As a mental health professional and adult educator, I spend a lot of time discussing the importance of being reflective. Because I have seen the benefits first hand and continue to do reflective journaling in my own life, I am passionate about this subject. There are many ways to engage in reflection from talking to a colleague, doing mindfulness exercises, or writing in a journal. Journaling is a profound tool and there is no “correct” way to do it! I know that some people reject the idea of writing because they fear it will take too long, or worry that they are a “bad writer”, but the great thing about journaling is that no one has to read it, it doesn’t have to take much time and you do not have to be a good writer to benefit from reflecting in this way. If you are not a seasoned journaler consider a “5 minute flurry.” This is the practice of only writing for 5 minutes. I guarantee that it will be 5 minutes well spent and what bubbles to the surface (or from your pen) will be enlightening.
It is helpful to use journaling prompts to get your started. Here are some prompts to try:
1. Complete a sentence using a sentence stem like:
• My body is telling me…
• I really want to…
• The thing that brings me joy is…
• I feeling happy when…
• I am avoiding…
2. Answer a reflective question like:
• What is the lesson here?
• Have you been here before?
• Are you losing energy to this?
• Are you holding on to something you need to let go of?
• Are you in the present?
• What do you need to do now?
• Who’s in control here?
• What is your responsibility here?
• Are you at peace with this?
4. Make a list. Possible lists include:
• List when and where you have been your happiest
• List the things you loved to do as a kid and you can’t do as well anymore
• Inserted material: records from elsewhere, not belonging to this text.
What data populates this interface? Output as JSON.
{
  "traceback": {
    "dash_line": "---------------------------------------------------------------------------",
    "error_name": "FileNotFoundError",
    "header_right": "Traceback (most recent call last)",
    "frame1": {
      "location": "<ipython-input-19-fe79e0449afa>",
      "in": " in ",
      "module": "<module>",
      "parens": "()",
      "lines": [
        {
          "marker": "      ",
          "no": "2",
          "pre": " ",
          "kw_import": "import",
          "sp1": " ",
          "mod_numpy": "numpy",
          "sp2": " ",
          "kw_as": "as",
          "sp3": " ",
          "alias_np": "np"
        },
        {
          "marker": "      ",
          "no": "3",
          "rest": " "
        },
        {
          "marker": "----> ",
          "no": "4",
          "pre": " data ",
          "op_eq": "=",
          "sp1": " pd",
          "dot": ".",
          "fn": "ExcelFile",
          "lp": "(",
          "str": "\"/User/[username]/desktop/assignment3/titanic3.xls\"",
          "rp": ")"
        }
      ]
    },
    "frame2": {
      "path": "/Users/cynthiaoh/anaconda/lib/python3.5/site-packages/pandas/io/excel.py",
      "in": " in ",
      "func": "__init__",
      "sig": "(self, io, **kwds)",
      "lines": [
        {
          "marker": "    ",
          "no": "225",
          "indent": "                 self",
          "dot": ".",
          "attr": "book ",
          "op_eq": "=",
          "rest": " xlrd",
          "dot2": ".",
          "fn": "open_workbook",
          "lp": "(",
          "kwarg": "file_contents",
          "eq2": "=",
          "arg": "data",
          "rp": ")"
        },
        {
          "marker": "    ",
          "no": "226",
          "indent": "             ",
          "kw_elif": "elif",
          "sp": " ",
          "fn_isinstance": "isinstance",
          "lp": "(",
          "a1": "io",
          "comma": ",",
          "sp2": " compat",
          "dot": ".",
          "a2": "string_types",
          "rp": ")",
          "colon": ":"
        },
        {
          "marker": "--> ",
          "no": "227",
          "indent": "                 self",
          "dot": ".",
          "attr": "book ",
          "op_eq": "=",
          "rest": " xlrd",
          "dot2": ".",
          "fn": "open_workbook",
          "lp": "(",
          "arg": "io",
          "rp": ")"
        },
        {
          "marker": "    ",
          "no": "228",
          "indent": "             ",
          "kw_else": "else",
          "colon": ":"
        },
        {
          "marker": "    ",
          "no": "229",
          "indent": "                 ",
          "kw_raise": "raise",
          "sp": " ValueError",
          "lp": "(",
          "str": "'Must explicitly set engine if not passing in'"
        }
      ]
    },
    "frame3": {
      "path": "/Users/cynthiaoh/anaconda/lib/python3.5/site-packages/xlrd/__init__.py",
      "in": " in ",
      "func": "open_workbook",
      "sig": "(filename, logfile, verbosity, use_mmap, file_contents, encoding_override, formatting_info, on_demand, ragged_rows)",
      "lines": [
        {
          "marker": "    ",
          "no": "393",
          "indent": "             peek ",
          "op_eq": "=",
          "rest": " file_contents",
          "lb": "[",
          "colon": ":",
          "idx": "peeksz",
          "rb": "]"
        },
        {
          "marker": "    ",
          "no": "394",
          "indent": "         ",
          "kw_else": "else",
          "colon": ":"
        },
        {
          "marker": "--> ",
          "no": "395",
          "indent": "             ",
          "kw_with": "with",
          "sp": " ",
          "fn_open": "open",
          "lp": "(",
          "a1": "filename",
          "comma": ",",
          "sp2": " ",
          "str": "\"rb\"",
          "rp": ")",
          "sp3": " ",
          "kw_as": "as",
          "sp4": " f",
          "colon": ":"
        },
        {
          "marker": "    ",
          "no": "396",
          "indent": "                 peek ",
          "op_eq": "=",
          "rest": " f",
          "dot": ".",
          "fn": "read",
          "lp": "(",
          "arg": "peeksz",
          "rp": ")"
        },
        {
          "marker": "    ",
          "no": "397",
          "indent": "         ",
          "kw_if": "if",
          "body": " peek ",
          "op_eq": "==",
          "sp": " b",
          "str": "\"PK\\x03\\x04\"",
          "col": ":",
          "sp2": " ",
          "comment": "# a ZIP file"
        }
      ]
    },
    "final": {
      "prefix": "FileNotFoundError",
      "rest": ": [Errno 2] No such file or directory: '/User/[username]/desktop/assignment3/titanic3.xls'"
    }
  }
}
• List the things you really need to keep you at your best
• List the habits or behaviors of older people you admire
• List the places in nature you’d rather be than where you are right now
List ideas from:
Segalove, Ilene. Velick, Paul, B. (2003) More List Your Self – Listmaking as the way to personal discovery. Andrew McMeel Publishing, Kansas City, MO.
5. Use a picture as inspiration:
• Write about a beautiful painting and how it makes you feel.
• Write about a childhood photo and what memories it creates.
• Write about a picture from a magazine and what comes up for you.
• Write about a funny photo from social media and what it makes you think.
Try one of these journaling prompts and see how it feels for 5 minutes. I hope you will find this method of reflection helpful to both your professional and personal life. Napoleon Hill said, “Reduce your plan to writing. The moment you complete this, you will have definitely given concrete form to the intangible desire.” Good luck making your reflections more concrete.